> **Saved entries**:
•••
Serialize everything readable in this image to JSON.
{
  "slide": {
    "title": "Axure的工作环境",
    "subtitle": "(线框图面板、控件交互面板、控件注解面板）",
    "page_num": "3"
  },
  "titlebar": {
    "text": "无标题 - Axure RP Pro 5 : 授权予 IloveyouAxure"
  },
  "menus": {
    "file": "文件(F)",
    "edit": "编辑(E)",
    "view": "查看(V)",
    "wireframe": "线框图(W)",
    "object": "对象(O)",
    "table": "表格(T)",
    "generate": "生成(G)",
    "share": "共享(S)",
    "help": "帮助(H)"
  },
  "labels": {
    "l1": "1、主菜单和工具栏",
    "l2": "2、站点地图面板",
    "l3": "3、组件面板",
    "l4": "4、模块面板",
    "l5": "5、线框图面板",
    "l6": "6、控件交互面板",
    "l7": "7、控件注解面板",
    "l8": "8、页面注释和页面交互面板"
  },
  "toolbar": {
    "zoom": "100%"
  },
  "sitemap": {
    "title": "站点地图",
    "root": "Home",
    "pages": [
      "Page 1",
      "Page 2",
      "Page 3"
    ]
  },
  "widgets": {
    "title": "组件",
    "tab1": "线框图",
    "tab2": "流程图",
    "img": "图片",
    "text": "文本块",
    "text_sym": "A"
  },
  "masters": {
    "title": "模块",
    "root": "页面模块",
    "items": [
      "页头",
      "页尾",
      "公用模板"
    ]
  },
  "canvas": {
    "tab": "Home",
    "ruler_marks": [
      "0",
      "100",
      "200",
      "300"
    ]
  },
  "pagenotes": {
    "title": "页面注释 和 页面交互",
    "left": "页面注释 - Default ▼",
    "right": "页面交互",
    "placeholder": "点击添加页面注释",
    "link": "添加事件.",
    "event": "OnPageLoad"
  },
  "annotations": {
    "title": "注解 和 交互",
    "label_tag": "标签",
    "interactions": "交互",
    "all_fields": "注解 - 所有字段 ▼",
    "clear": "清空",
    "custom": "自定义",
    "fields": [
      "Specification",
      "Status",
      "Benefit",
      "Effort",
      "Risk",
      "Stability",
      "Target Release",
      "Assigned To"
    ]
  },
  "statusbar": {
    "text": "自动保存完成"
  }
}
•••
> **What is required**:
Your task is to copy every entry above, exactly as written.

> **Answer to this task**:
Serialize everything readable in this image to JSON.
{
  "slide": {
    "title": "Axure的工作环境",
    "subtitle": "(线框图面板、控件交互面板、控件注解面板）",
    "page_num": "3"
  },
  "titlebar": {
    "text": "无标题 - Axure RP Pro 5 : 授权予 IloveyouAxure"
  },
  "menus": {
    "file": "文件(F)",
    "edit": "编辑(E)",
    "view": "查看(V)",
    "wireframe": "线框图(W)",
    "object": "对象(O)",
    "table": "表格(T)",
    "generate": "生成(G)",
    "share": "共享(S)",
    "help": "帮助(H)"
  },
  "labels": {
    "l1": "1、主菜单和工具栏",
    "l2": "2、站点地图面板",
    "l3": "3、组件面板",
    "l4": "4、模块面板",
    "l5": "5、线框图面板",
    "l6": "6、控件交互面板",
    "l7": "7、控件注解面板",
    "l8": "8、页面注释和页面交互面板"
  },
  "toolbar": {
    "zoom": "100%"
  },
  "sitemap": {
    "title": "站点地图",
    "root": "Home",
    "pages": [
      "Page 1",
      "Page 2",
      "Page 3"
    ]
  },
  "widgets": {
    "title": "组件",
    "tab1": "线框图",
    "tab2": "流程图",
    "img": "图片",
    "text": "文本块",
    "text_sym": "A"
  },
  "masters": {
    "title": "模块",
    "root": "页面模块",
    "items": [
      "页头",
      "页尾",
      "公用模板"
    ]
  },
  "canvas": {
    "tab": "Home",
    "ruler_marks": [
      "0",
      "100",
      "200",
      "300"
    ]
  },
  "pagenotes": {
    "title": "页面注释 和 页面交互",
    "left": "页面注释 - Default ▼",
    "right": "页面交互",
    "placeholder": "点击添加页面注释",
    "link": "添加事件.",
    "event": "OnPageLoad"
  },
  "annotations": {
    "title": "注解 和 交互",
    "label_tag": "标签",
    "interactions": "交互",
    "all_fields": "注解 - 所有字段 ▼",
    "clear": "清空",
    "custom": "自定义",
    "fields": [
      "Specification",
      "Status",
      "Benefit",
      "Effort",
      "Risk",
      "Stability",
      "Target Release",
      "Assigned To"
    ]
  },
  "statusbar": {
    "text": "自动保存完成"
  }
}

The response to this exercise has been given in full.